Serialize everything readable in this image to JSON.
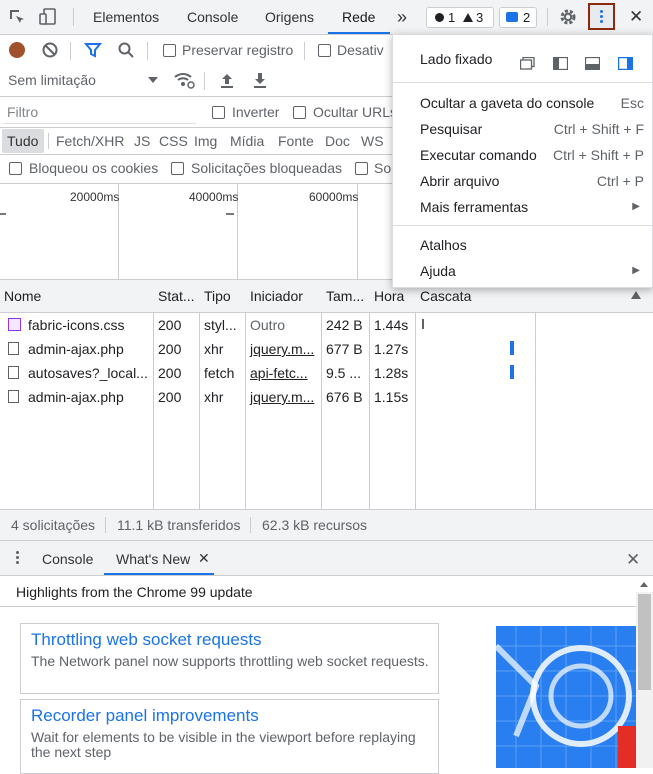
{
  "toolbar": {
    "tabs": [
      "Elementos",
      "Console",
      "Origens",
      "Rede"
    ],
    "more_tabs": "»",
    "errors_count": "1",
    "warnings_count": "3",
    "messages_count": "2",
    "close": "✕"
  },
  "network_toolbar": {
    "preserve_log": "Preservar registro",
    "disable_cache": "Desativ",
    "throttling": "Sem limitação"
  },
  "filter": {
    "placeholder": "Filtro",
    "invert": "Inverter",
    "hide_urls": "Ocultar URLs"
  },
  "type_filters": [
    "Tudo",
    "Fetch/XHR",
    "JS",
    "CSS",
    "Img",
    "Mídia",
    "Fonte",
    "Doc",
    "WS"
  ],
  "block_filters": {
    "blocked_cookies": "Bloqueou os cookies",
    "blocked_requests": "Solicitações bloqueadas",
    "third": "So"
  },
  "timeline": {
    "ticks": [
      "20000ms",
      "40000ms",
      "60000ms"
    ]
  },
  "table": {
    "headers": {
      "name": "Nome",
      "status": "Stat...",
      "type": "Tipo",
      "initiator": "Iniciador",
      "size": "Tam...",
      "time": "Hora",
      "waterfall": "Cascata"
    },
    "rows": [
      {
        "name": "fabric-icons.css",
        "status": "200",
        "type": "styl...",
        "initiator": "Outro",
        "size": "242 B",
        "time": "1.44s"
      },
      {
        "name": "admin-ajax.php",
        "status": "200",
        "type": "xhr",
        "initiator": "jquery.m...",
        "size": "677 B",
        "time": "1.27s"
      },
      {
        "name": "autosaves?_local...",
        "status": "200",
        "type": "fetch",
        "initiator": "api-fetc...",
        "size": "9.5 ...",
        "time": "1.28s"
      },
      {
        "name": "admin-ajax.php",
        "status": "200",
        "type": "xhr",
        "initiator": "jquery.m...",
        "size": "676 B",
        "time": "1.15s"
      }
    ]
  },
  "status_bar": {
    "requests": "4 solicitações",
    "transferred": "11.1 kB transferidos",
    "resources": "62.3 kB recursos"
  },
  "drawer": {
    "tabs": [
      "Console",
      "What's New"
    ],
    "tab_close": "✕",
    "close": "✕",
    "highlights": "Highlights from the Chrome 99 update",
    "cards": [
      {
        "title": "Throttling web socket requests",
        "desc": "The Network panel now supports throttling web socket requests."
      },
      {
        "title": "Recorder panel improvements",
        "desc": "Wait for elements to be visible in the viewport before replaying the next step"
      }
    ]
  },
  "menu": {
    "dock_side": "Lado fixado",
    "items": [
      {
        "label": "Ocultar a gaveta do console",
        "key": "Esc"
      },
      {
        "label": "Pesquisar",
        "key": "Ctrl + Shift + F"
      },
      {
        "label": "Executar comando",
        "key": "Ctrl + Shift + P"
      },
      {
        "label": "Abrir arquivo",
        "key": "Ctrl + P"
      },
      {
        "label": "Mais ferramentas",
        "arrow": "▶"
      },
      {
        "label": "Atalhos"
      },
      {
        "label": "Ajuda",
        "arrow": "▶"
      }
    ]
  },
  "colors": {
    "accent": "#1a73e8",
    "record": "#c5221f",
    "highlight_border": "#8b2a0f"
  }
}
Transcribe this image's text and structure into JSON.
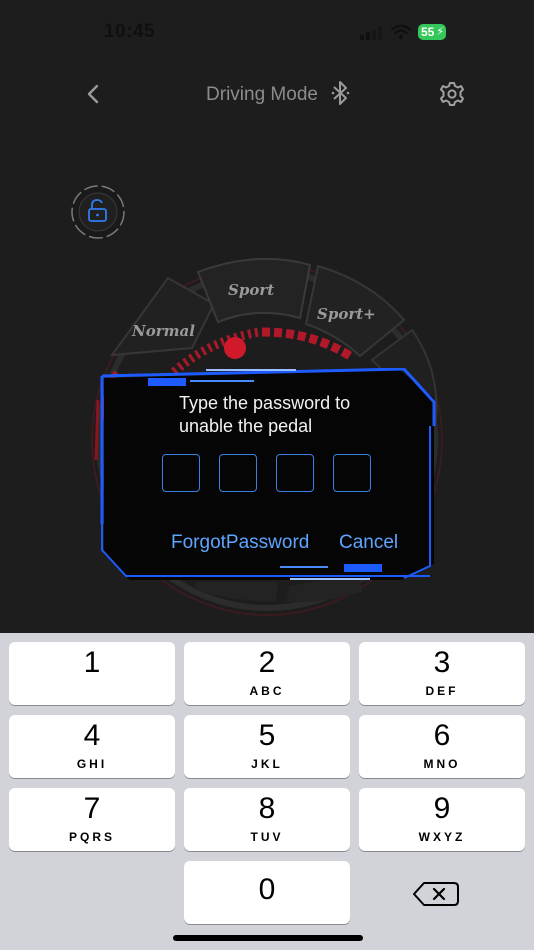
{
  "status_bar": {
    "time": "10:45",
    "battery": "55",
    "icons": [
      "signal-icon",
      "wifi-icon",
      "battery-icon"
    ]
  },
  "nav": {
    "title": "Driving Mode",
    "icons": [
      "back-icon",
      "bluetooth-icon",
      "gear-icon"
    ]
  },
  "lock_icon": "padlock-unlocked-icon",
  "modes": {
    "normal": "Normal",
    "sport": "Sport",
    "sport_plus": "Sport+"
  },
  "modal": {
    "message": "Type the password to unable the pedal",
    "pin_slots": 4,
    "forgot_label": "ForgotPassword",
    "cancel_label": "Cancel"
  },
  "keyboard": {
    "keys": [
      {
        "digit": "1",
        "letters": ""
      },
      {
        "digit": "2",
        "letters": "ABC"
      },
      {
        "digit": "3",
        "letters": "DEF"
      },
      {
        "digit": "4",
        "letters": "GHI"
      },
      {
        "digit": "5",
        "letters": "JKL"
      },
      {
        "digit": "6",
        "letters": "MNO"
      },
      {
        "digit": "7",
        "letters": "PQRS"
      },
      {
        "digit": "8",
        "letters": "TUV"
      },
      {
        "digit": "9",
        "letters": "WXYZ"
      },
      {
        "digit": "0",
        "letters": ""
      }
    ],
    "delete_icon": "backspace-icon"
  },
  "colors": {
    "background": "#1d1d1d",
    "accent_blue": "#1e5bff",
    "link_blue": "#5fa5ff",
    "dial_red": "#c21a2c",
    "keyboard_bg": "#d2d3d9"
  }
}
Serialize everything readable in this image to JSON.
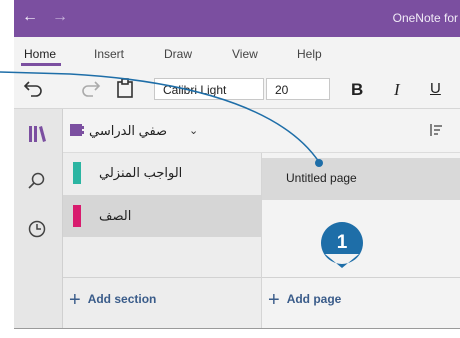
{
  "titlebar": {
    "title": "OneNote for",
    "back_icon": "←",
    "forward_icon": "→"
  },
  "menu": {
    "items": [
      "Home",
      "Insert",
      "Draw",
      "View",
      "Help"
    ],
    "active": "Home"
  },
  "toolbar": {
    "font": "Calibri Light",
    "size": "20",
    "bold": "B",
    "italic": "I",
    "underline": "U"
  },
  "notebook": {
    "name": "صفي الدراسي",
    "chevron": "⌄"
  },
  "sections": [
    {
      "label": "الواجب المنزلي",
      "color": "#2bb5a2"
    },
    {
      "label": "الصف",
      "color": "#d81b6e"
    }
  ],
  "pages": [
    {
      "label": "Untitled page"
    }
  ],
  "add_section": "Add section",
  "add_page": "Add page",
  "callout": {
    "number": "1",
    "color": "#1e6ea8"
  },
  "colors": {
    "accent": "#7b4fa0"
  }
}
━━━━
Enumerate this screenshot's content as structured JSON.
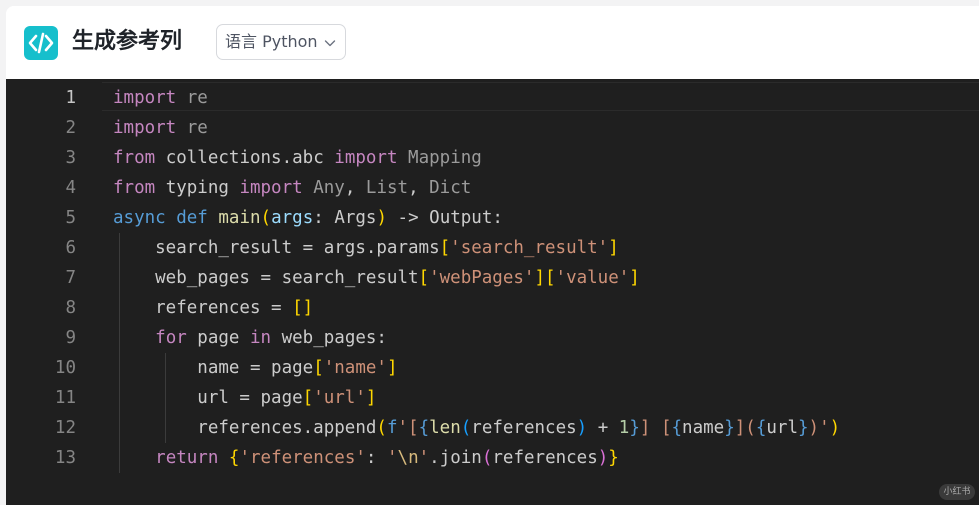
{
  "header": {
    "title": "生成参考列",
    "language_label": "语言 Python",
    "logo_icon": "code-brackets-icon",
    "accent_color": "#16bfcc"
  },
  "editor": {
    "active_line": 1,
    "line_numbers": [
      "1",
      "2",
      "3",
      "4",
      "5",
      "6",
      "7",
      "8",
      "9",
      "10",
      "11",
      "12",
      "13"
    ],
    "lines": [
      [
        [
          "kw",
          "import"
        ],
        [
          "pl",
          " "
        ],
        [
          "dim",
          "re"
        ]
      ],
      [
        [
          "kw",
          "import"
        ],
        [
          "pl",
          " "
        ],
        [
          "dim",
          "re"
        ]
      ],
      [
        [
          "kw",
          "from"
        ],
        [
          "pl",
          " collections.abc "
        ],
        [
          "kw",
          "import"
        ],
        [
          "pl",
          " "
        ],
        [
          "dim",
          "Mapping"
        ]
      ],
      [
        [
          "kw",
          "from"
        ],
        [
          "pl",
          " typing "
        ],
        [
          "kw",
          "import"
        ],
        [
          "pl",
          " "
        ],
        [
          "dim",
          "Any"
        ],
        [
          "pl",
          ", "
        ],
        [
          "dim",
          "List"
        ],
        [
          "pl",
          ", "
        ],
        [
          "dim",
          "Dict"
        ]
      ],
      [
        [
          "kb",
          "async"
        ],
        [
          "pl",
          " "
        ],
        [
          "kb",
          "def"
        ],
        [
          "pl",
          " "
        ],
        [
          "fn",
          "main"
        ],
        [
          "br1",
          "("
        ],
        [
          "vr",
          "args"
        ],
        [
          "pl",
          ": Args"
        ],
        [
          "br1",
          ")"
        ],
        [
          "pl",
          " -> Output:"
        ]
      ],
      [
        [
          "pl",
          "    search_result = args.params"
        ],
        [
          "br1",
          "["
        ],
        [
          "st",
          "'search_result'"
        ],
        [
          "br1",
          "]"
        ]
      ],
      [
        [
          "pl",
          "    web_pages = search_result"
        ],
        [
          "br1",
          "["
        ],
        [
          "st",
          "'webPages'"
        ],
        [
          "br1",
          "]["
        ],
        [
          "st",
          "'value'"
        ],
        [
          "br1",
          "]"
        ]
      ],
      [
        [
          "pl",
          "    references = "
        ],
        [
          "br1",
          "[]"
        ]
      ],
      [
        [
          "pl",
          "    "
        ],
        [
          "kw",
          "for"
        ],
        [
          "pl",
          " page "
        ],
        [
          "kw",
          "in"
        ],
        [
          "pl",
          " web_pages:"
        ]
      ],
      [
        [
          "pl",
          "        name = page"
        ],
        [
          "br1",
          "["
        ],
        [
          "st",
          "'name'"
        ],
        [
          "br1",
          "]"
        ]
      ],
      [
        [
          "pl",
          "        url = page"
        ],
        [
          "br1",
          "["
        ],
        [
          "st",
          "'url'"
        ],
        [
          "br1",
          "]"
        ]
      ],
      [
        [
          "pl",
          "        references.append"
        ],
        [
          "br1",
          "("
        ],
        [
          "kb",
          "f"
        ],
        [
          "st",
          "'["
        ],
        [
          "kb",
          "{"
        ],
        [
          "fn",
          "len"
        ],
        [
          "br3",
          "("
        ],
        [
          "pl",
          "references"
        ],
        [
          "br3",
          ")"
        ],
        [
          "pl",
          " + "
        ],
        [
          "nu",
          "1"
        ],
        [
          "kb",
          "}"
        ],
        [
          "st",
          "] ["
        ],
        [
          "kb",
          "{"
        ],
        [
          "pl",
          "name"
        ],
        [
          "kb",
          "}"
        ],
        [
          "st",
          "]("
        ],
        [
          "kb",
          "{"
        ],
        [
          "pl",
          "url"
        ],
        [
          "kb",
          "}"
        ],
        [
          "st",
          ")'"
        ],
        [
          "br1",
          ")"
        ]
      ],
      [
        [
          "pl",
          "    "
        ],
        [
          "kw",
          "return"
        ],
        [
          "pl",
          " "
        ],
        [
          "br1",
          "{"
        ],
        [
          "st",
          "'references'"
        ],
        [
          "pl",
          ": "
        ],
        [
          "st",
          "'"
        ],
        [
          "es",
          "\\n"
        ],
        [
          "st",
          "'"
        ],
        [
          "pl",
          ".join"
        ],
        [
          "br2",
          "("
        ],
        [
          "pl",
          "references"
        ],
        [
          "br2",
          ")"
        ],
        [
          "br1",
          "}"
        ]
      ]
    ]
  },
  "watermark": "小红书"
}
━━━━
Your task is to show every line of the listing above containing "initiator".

Response below:
      "initiator": "Iniciador",
        "initiator": "Outro",
        "initiator": "jquery.m...",
        "initiator": "api-fetc...",
        "initiator": "jquery.m...",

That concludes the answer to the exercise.